Read this in one day(It's a one-shot, afterall!), and I truly loved it! I personally think that finishing it all at once is best, since then when everything is explained everything is fresh on your mind and you can still catch the foreshadowing and piece everything together after it's all been given. I really wished Kaori Yuki would have stretched this a little longer! Haha
Mysterious, good characters, excellent art, and wonderfully told! I really think this is a masterpiece and one of my favorite one-shots that I've read so far!read more
I believe I saw the first ad for "Ningyou Kyuutei Gakudan" after just having finished "Ludwig Kakumei". Being a fan of Yuki Kaori for years and posessing most of her work it was clear to me that "Ningyou Kyuutei Gakudan" was a must-have!
A dream world, based on the 18th century France, which is haunted by doll-like zombies. I was pretty surprised by this scenario because it was really not typical for a Yuki Kaori Story. However somehow it works really good. Although I am really not a fan of zombie/epedemy/apocalypse - scenarios, I was thrilled by the idea of depicting the undead beings as doll-like creatures, controlled by a mysterious virus one does neither know the source of nor how to fight it. An orchestra made of shady characters as kind of an anti-Guignol squad team was a fascinating thought - very hilarious at the beginning, but everyone who knows the power of music knows that this picture is not even that unrealistic! The focus of the story lies on the two main characters Lucille and Eles, their unique relationship and especially Lucille's dark past with may secrets to reveil.
It's Yuki Kaori goddammit! What else to say? :D She has this ability of creating each character with an unique spirit and look and her backgrounds are divine! What I love most about her art is her incredible eye for the details.
Yuki Kaori has a very personal relationship to her characters and you can cleary see that she gives every single one deep thoughts. Every character has his own, unique look, drive, passion, motives and past. Especially fascinating I found the constellation of this orchestra: Lucille, an incredibly beautiful man with a divine singing voice, with an obvious dark and mysterious past, who seems to have his own, secret ambition. Eles, a girl in disguise, who sees the world through the honest eyes of a child and feels of the orchestra as her family. And the two shady characters accompanying them, Kohaku, the bad-tempered violinist and gun freak as well as Gwindel, the silent, yet mysterious cellist who seems to hold a certain grudge against Lucille.
As known by her fans, Kaori Yuki gives the character's names a lot of thought. In Ningyou Kyuutei Gakudan every character bears the name of a gemstone, a semiprecious stone or a noble metal.

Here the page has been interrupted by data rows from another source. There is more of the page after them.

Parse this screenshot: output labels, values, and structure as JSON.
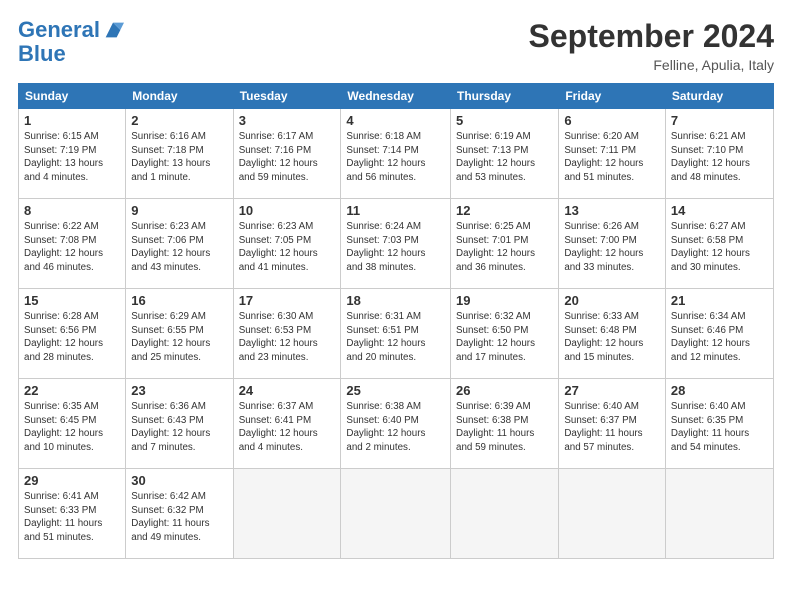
{
  "header": {
    "logo_line1": "General",
    "logo_line2": "Blue",
    "month_title": "September 2024",
    "subtitle": "Felline, Apulia, Italy"
  },
  "days_of_week": [
    "Sunday",
    "Monday",
    "Tuesday",
    "Wednesday",
    "Thursday",
    "Friday",
    "Saturday"
  ],
  "weeks": [
    [
      {
        "num": "1",
        "info": "Sunrise: 6:15 AM\nSunset: 7:19 PM\nDaylight: 13 hours\nand 4 minutes."
      },
      {
        "num": "2",
        "info": "Sunrise: 6:16 AM\nSunset: 7:18 PM\nDaylight: 13 hours\nand 1 minute."
      },
      {
        "num": "3",
        "info": "Sunrise: 6:17 AM\nSunset: 7:16 PM\nDaylight: 12 hours\nand 59 minutes."
      },
      {
        "num": "4",
        "info": "Sunrise: 6:18 AM\nSunset: 7:14 PM\nDaylight: 12 hours\nand 56 minutes."
      },
      {
        "num": "5",
        "info": "Sunrise: 6:19 AM\nSunset: 7:13 PM\nDaylight: 12 hours\nand 53 minutes."
      },
      {
        "num": "6",
        "info": "Sunrise: 6:20 AM\nSunset: 7:11 PM\nDaylight: 12 hours\nand 51 minutes."
      },
      {
        "num": "7",
        "info": "Sunrise: 6:21 AM\nSunset: 7:10 PM\nDaylight: 12 hours\nand 48 minutes."
      }
    ],
    [
      {
        "num": "8",
        "info": "Sunrise: 6:22 AM\nSunset: 7:08 PM\nDaylight: 12 hours\nand 46 minutes."
      },
      {
        "num": "9",
        "info": "Sunrise: 6:23 AM\nSunset: 7:06 PM\nDaylight: 12 hours\nand 43 minutes."
      },
      {
        "num": "10",
        "info": "Sunrise: 6:23 AM\nSunset: 7:05 PM\nDaylight: 12 hours\nand 41 minutes."
      },
      {
        "num": "11",
        "info": "Sunrise: 6:24 AM\nSunset: 7:03 PM\nDaylight: 12 hours\nand 38 minutes."
      },
      {
        "num": "12",
        "info": "Sunrise: 6:25 AM\nSunset: 7:01 PM\nDaylight: 12 hours\nand 36 minutes."
      },
      {
        "num": "13",
        "info": "Sunrise: 6:26 AM\nSunset: 7:00 PM\nDaylight: 12 hours\nand 33 minutes."
      },
      {
        "num": "14",
        "info": "Sunrise: 6:27 AM\nSunset: 6:58 PM\nDaylight: 12 hours\nand 30 minutes."
      }
    ],
    [
      {
        "num": "15",
        "info": "Sunrise: 6:28 AM\nSunset: 6:56 PM\nDaylight: 12 hours\nand 28 minutes."
      },
      {
        "num": "16",
        "info": "Sunrise: 6:29 AM\nSunset: 6:55 PM\nDaylight: 12 hours\nand 25 minutes."
      },
      {
        "num": "17",
        "info": "Sunrise: 6:30 AM\nSunset: 6:53 PM\nDaylight: 12 hours\nand 23 minutes."
      },
      {
        "num": "18",
        "info": "Sunrise: 6:31 AM\nSunset: 6:51 PM\nDaylight: 12 hours\nand 20 minutes."
      },
      {
        "num": "19",
        "info": "Sunrise: 6:32 AM\nSunset: 6:50 PM\nDaylight: 12 hours\nand 17 minutes."
      },
      {
        "num": "20",
        "info": "Sunrise: 6:33 AM\nSunset: 6:48 PM\nDaylight: 12 hours\nand 15 minutes."
      },
      {
        "num": "21",
        "info": "Sunrise: 6:34 AM\nSunset: 6:46 PM\nDaylight: 12 hours\nand 12 minutes."
      }
    ],
    [
      {
        "num": "22",
        "info": "Sunrise: 6:35 AM\nSunset: 6:45 PM\nDaylight: 12 hours\nand 10 minutes."
      },
      {
        "num": "23",
        "info": "Sunrise: 6:36 AM\nSunset: 6:43 PM\nDaylight: 12 hours\nand 7 minutes."
      },
      {
        "num": "24",
        "info": "Sunrise: 6:37 AM\nSunset: 6:41 PM\nDaylight: 12 hours\nand 4 minutes."
      },
      {
        "num": "25",
        "info": "Sunrise: 6:38 AM\nSunset: 6:40 PM\nDaylight: 12 hours\nand 2 minutes."
      },
      {
        "num": "26",
        "info": "Sunrise: 6:39 AM\nSunset: 6:38 PM\nDaylight: 11 hours\nand 59 minutes."
      },
      {
        "num": "27",
        "info": "Sunrise: 6:40 AM\nSunset: 6:37 PM\nDaylight: 11 hours\nand 57 minutes."
      },
      {
        "num": "28",
        "info": "Sunrise: 6:40 AM\nSunset: 6:35 PM\nDaylight: 11 hours\nand 54 minutes."
      }
    ],
    [
      {
        "num": "29",
        "info": "Sunrise: 6:41 AM\nSunset: 6:33 PM\nDaylight: 11 hours\nand 51 minutes."
      },
      {
        "num": "30",
        "info": "Sunrise: 6:42 AM\nSunset: 6:32 PM\nDaylight: 11 hours\nand 49 minutes."
      },
      {
        "num": "",
        "info": ""
      },
      {
        "num": "",
        "info": ""
      },
      {
        "num": "",
        "info": ""
      },
      {
        "num": "",
        "info": ""
      },
      {
        "num": "",
        "info": ""
      }
    ]
  ]
}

I can remember nagging my local book dealer: "WHEN COMES THE NEXT VOLUME?" At the day of release I would be in the book store to buy it and already read it while walking home (and occasionally running into strangers and lanterns). The second volume I bought at a convention and I sat down on a bench to read it at once! The story was so thrilling and I was so excited what secrets would be revealed that I couldn't stop reading!
Just like a good orchestra, a manga's storyline and characters must work together to form a good impression in the whole. This manga is one of Yuki Kaori's (many) masterpieces and definetely worth reading!read more